**RECORDS FOR THIS EXERCISE**.

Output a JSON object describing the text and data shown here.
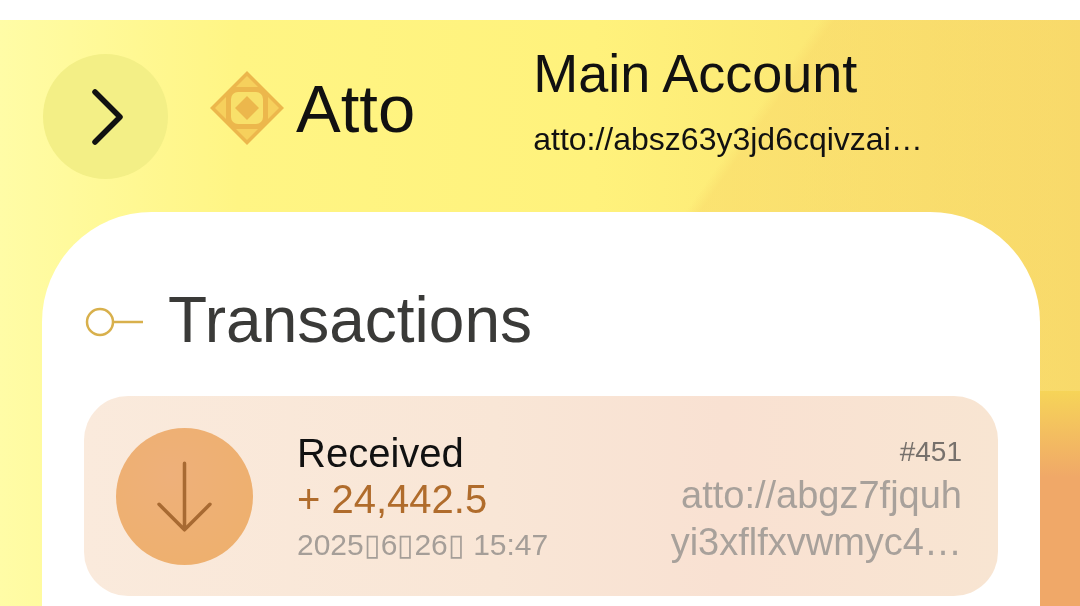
{
  "header": {
    "app_name": "Atto"
  },
  "account": {
    "name": "Main Account",
    "address": "atto://absz63y3jd6cqivzai…"
  },
  "transactions": {
    "title": "Transactions",
    "items": [
      {
        "kind": "received",
        "label": "Received",
        "amount": "+ 24,442.5",
        "timestamp": "2025▯6▯26▯ 15:47",
        "number": "#451",
        "address_lines": [
          "atto://abgz7fjquh",
          "yi3xflfxvwmyc4…"
        ]
      }
    ]
  }
}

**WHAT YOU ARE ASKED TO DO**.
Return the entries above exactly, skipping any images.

**TASK ANSWER**.
Output a JSON object describing the text and data shown here.
{
  "header": {
    "app_name": "Atto"
  },
  "account": {
    "name": "Main Account",
    "address": "atto://absz63y3jd6cqivzai…"
  },
  "transactions": {
    "title": "Transactions",
    "items": [
      {
        "kind": "received",
        "label": "Received",
        "amount": "+ 24,442.5",
        "timestamp": "2025▯6▯26▯ 15:47",
        "number": "#451",
        "address_lines": [
          "atto://abgz7fjquh",
          "yi3xflfxvwmyc4…"
        ]
      }
    ]
  }
}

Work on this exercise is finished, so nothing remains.